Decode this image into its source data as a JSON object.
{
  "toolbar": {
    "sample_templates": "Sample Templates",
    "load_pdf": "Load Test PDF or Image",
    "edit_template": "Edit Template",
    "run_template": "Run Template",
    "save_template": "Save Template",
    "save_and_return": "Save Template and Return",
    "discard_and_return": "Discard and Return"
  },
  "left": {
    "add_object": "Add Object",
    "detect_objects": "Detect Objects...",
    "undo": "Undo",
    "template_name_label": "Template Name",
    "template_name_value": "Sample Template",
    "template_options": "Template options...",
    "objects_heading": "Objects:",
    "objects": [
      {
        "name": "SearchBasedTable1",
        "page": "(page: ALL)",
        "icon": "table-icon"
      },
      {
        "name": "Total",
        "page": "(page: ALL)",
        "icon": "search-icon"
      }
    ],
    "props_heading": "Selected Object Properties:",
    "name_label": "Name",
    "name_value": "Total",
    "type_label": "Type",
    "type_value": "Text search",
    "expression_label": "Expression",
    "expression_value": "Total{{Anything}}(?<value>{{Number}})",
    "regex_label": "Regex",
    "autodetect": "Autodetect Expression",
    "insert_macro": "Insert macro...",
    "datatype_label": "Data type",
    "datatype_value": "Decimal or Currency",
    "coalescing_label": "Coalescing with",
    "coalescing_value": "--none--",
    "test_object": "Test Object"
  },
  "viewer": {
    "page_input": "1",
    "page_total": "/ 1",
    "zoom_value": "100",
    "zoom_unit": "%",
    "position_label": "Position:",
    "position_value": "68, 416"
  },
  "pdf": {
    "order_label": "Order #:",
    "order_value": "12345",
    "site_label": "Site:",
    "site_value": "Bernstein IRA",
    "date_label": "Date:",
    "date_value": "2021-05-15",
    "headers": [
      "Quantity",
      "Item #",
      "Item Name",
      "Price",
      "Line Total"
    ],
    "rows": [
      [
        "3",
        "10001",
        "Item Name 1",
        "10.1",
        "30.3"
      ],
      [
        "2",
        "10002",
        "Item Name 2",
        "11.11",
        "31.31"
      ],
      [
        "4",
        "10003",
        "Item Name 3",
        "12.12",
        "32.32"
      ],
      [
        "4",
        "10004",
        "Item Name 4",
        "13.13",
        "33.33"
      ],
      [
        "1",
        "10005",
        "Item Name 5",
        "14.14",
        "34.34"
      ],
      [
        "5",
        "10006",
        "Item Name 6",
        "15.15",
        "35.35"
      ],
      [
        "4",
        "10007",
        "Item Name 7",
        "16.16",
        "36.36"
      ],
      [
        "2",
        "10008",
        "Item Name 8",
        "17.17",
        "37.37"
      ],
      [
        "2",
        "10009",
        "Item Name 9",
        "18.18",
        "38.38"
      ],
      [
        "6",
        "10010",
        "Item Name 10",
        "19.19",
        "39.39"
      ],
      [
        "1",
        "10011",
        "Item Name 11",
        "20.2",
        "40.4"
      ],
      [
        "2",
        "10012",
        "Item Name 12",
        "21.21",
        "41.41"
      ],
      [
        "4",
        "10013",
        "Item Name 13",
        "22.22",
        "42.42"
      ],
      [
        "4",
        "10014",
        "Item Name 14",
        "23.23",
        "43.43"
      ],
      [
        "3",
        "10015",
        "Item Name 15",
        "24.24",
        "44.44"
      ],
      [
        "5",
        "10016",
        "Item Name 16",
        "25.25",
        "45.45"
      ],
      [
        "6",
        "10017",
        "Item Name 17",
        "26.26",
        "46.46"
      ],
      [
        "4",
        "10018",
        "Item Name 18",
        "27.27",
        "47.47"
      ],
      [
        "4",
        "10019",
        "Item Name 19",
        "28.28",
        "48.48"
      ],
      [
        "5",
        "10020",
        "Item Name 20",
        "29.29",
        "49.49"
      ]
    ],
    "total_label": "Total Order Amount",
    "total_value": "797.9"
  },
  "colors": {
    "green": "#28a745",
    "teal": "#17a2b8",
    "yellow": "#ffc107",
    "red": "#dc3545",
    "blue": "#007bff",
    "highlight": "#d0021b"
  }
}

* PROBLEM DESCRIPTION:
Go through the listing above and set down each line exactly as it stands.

* SOLUTION:
Decode this image into its source data as a JSON object.
{
  "toolbar": {
    "sample_templates": "Sample Templates",
    "load_pdf": "Load Test PDF or Image",
    "edit_template": "Edit Template",
    "run_template": "Run Template",
    "save_template": "Save Template",
    "save_and_return": "Save Template and Return",
    "discard_and_return": "Discard and Return"
  },
  "left": {
    "add_object": "Add Object",
    "detect_objects": "Detect Objects...",
    "undo": "Undo",
    "template_name_label": "Template Name",
    "template_name_value": "Sample Template",
    "template_options": "Template options...",
    "objects_heading": "Objects:",
    "objects": [
      {
        "name": "SearchBasedTable1",
        "page": "(page: ALL)",
        "icon": "table-icon"
      },
      {
        "name": "Total",
        "page": "(page: ALL)",
        "icon": "search-icon"
      }
    ],
    "props_heading": "Selected Object Properties:",
    "name_label": "Name",
    "name_value": "Total",
    "type_label": "Type",
    "type_value": "Text search",
    "expression_label": "Expression",
    "expression_value": "Total{{Anything}}(?<value>{{Number}})",
    "regex_label": "Regex",
    "autodetect": "Autodetect Expression",
    "insert_macro": "Insert macro...",
    "datatype_label": "Data type",
    "datatype_value": "Decimal or Currency",
    "coalescing_label": "Coalescing with",
    "coalescing_value": "--none--",
    "test_object": "Test Object"
  },
  "viewer": {
    "page_input": "1",
    "page_total": "/ 1",
    "zoom_value": "100",
    "zoom_unit": "%",
    "position_label": "Position:",
    "position_value": "68, 416"
  },
  "pdf": {
    "order_label": "Order #:",
    "order_value": "12345",
    "site_label": "Site:",
    "site_value": "Bernstein IRA",
    "date_label": "Date:",
    "date_value": "2021-05-15",
    "headers": [
      "Quantity",
      "Item #",
      "Item Name",
      "Price",
      "Line Total"
    ],
    "rows": [
      [
        "3",
        "10001",
        "Item Name 1",
        "10.1",
        "30.3"
      ],
      [
        "2",
        "10002",
        "Item Name 2",
        "11.11",
        "31.31"
      ],
      [
        "4",
        "10003",
        "Item Name 3",
        "12.12",
        "32.32"
      ],
      [
        "4",
        "10004",
        "Item Name 4",
        "13.13",
        "33.33"
      ],
      [
        "1",
        "10005",
        "Item Name 5",
        "14.14",
        "34.34"
      ],
      [
        "5",
        "10006",
        "Item Name 6",
        "15.15",
        "35.35"
      ],
      [
        "4",
        "10007",
        "Item Name 7",
        "16.16",
        "36.36"
      ],
      [
        "2",
        "10008",
        "Item Name 8",
        "17.17",
        "37.37"
      ],
      [
        "2",
        "10009",
        "Item Name 9",
        "18.18",
        "38.38"
      ],
      [
        "6",
        "10010",
        "Item Name 10",
        "19.19",
        "39.39"
      ],
      [
        "1",
        "10011",
        "Item Name 11",
        "20.2",
        "40.4"
      ],
      [
        "2",
        "10012",
        "Item Name 12",
        "21.21",
        "41.41"
      ],
      [
        "4",
        "10013",
        "Item Name 13",
        "22.22",
        "42.42"
      ],
      [
        "4",
        "10014",
        "Item Name 14",
        "23.23",
        "43.43"
      ],
      [
        "3",
        "10015",
        "Item Name 15",
        "24.24",
        "44.44"
      ],
      [
        "5",
        "10016",
        "Item Name 16",
        "25.25",
        "45.45"
      ],
      [
        "6",
        "10017",
        "Item Name 17",
        "26.26",
        "46.46"
      ],
      [
        "4",
        "10018",
        "Item Name 18",
        "27.27",
        "47.47"
      ],
      [
        "4",
        "10019",
        "Item Name 19",
        "28.28",
        "48.48"
      ],
      [
        "5",
        "10020",
        "Item Name 20",
        "29.29",
        "49.49"
      ]
    ],
    "total_label": "Total Order Amount",
    "total_value": "797.9"
  },
  "colors": {
    "green": "#28a745",
    "teal": "#17a2b8",
    "yellow": "#ffc107",
    "red": "#dc3545",
    "blue": "#007bff",
    "highlight": "#d0021b"
  }
}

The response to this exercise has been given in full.